What is required: Which lines below hold the word "Irvine"? Report each one.
(Supplied data begins)
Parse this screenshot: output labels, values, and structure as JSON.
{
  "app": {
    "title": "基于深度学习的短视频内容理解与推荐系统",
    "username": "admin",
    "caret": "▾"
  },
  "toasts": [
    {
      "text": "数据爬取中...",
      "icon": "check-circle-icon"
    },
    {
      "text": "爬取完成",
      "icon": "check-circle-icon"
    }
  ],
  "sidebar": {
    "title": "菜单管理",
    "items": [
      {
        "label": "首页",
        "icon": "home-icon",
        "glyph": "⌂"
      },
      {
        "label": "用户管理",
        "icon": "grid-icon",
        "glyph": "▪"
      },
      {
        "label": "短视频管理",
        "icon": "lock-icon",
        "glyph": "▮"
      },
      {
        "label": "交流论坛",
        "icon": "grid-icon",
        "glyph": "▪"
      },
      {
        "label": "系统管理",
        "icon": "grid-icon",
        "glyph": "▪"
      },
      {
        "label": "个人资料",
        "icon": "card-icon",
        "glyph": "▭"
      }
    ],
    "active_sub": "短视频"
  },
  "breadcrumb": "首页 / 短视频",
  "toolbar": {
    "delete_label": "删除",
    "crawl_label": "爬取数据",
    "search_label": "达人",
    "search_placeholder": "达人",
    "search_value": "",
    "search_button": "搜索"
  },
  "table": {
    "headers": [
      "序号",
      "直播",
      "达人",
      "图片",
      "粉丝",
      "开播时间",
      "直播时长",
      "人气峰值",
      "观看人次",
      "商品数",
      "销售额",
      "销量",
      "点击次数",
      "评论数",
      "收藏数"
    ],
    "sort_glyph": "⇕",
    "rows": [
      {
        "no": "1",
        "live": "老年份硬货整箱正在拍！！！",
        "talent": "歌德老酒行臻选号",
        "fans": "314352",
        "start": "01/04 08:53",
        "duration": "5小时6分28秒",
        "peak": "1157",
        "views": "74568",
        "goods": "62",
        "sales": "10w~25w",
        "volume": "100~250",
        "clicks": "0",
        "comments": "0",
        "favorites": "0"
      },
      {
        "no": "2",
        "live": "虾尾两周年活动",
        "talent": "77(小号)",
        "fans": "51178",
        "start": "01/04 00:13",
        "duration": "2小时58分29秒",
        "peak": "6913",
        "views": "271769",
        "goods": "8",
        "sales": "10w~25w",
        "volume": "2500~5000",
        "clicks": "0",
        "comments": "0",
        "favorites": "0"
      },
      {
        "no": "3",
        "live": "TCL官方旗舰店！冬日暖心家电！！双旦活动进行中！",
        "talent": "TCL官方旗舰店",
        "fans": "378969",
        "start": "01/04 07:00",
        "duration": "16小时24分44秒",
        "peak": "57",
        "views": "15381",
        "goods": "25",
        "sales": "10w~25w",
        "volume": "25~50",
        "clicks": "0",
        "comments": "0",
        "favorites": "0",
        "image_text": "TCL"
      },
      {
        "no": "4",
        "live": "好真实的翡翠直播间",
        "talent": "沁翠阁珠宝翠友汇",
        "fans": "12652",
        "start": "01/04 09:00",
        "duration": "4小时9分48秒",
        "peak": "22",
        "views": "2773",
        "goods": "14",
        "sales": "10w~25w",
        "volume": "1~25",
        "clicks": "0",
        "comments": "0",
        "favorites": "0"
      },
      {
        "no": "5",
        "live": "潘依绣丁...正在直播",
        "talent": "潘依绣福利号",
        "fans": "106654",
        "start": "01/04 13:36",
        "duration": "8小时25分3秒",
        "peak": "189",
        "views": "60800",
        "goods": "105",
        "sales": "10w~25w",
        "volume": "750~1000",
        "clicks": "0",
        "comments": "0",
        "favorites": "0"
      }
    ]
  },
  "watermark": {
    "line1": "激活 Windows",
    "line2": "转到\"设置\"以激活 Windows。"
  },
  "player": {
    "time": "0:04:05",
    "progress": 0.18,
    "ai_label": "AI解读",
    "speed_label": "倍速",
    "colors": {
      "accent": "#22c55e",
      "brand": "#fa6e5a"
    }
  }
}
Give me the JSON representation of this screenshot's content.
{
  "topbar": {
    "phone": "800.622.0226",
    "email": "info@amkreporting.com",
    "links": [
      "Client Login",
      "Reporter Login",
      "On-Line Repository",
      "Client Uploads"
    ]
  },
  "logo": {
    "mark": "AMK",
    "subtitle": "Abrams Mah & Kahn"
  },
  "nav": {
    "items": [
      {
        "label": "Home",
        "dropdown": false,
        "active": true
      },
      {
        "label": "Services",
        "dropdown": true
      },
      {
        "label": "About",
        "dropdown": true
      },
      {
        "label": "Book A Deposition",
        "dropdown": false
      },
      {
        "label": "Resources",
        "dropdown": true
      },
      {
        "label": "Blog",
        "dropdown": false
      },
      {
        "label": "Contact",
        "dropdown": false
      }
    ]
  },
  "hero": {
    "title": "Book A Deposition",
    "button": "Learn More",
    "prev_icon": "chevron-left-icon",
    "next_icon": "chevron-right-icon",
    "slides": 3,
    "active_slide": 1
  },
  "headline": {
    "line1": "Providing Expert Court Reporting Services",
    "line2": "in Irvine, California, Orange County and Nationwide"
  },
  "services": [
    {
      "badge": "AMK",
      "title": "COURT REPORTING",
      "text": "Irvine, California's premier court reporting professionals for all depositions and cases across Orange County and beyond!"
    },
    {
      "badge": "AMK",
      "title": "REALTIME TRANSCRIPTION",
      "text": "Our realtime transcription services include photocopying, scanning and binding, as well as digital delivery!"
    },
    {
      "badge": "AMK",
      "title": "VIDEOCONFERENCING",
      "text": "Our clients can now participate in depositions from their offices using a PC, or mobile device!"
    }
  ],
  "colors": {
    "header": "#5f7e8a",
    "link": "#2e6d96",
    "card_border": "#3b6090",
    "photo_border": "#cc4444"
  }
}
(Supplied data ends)
Response area:
    "line2": "in Irvine, California, Orange County and Nationwide"
      "text": "Irvine, California's premier court reporting professionals for all depositions and cases across Orange County and beyond!"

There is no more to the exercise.